In her speech to the Council of Trade Unions yesterday, Jacinda Ardern praised the High-Performance Engagement agreement which E tū and other unions have with Air New Zealand.
“That agreement means business and unions sit down together and help each other with their problems and the results speak for themselves,” says E tū’s Head of Aviation, Kelvin Ellis.
“Working together has saved jobs, ensured good pay and conditions and helped transform Air New Zealand into one of the world’s most successful and profitable airlines.
“The new Government has clearly drawn the lesson that working together benefits all parties, and we’re delighted with its support for this model.”
Kelvin has also welcomed Ms Ardern’s rejection of the low-wage approach of many employers which actually erodes productivity.
“Ms Ardern has correctly made the link between an engaged, well-paid workforce and Air New Zealand’s strong financial position.
“We fully support her message on this: that low wages aren’t simply a problem for low-wage workers, they are a problem for businesses and the economy as a whole.”
For further information, contact:
Kelvin Ellis Head of E tū Aviation ph. 027 598 5735
The union E tū has welcomed today’s announcement of a lift in the minimum wage but says its goal remains the Living Wage for all workers.
The increase from $15.75 an hour to $16.50 will mean more than $20.00 extra a week for minimum wage workers doing a 40-hour week.
The minimum wage will gradually increase to $20.00 by April 2021.
E tū’s National Secretary, Bill Newson says the extra money will be very welcome for these workers.
“It might not sound a lot for the privileged elite who have got a lot from the Government over the past few years. But it means a lot to ordinary working people trying to support families on low pay,” says Bill.
“Let’s remember we’re talking about a minimum and there’s a lot of evidence that shows a Living Wage today needs to be $20.20 so there is still a way to go,” he says.
Bill says the increases announced today surpass the movement in the minimum wage achieved under the previous National Government.
“It took National five years to lift the minimum wage by $3.00 an hour and it will take this Government 3 years to lift it another $4.00 – we can live with that.”
Bill says businesses might not be happy but in fact they will benefit as workers spend the extra money on local goods and services.

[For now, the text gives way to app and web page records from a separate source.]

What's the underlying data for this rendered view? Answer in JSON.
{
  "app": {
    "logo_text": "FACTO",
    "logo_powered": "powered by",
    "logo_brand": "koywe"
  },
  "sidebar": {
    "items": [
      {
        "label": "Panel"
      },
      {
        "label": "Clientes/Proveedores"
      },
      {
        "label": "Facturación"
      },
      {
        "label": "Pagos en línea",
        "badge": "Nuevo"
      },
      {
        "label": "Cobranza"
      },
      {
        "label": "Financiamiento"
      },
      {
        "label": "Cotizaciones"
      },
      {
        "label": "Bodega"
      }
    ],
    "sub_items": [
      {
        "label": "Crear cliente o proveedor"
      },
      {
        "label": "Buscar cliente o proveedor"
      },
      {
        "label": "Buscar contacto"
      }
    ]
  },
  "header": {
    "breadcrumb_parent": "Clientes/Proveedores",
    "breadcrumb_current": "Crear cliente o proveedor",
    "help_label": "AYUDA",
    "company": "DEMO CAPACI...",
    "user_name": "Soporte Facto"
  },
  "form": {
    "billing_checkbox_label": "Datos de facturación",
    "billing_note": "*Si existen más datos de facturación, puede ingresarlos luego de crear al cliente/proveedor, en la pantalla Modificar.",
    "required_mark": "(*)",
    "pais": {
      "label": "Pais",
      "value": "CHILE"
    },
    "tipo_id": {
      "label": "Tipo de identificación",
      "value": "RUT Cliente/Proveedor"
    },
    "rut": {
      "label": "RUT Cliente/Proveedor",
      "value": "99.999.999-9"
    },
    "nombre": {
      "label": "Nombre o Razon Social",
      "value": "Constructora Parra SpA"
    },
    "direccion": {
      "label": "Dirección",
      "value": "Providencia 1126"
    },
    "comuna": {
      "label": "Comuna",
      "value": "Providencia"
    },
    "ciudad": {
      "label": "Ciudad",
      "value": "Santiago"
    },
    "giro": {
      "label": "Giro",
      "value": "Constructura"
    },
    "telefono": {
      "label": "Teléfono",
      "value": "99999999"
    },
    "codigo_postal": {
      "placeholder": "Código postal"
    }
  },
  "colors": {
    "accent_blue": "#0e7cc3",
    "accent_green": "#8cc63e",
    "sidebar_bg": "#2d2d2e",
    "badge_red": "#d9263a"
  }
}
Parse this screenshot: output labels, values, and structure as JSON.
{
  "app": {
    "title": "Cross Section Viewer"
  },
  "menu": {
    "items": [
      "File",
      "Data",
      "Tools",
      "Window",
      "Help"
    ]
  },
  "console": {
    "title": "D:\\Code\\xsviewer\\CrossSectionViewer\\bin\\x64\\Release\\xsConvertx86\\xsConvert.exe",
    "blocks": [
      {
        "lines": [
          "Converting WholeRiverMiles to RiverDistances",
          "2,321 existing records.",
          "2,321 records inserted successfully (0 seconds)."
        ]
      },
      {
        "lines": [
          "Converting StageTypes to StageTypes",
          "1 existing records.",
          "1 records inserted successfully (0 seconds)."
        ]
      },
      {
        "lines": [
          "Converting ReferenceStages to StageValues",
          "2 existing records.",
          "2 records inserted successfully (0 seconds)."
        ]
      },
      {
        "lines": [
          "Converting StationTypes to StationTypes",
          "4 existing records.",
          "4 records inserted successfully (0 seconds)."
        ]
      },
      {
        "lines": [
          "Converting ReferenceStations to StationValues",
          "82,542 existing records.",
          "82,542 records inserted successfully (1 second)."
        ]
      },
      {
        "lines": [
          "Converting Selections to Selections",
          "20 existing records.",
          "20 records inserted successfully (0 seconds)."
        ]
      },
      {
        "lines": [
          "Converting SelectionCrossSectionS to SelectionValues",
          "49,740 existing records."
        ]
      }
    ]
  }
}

“Good business is about employing good people. Good business is about retaining good people. And good business is about paying people a decent wage, so this new minimum wage is good for business and workers.”
For more information, contact:
Bill Newson E tū National Secretary ph. 027 538 4246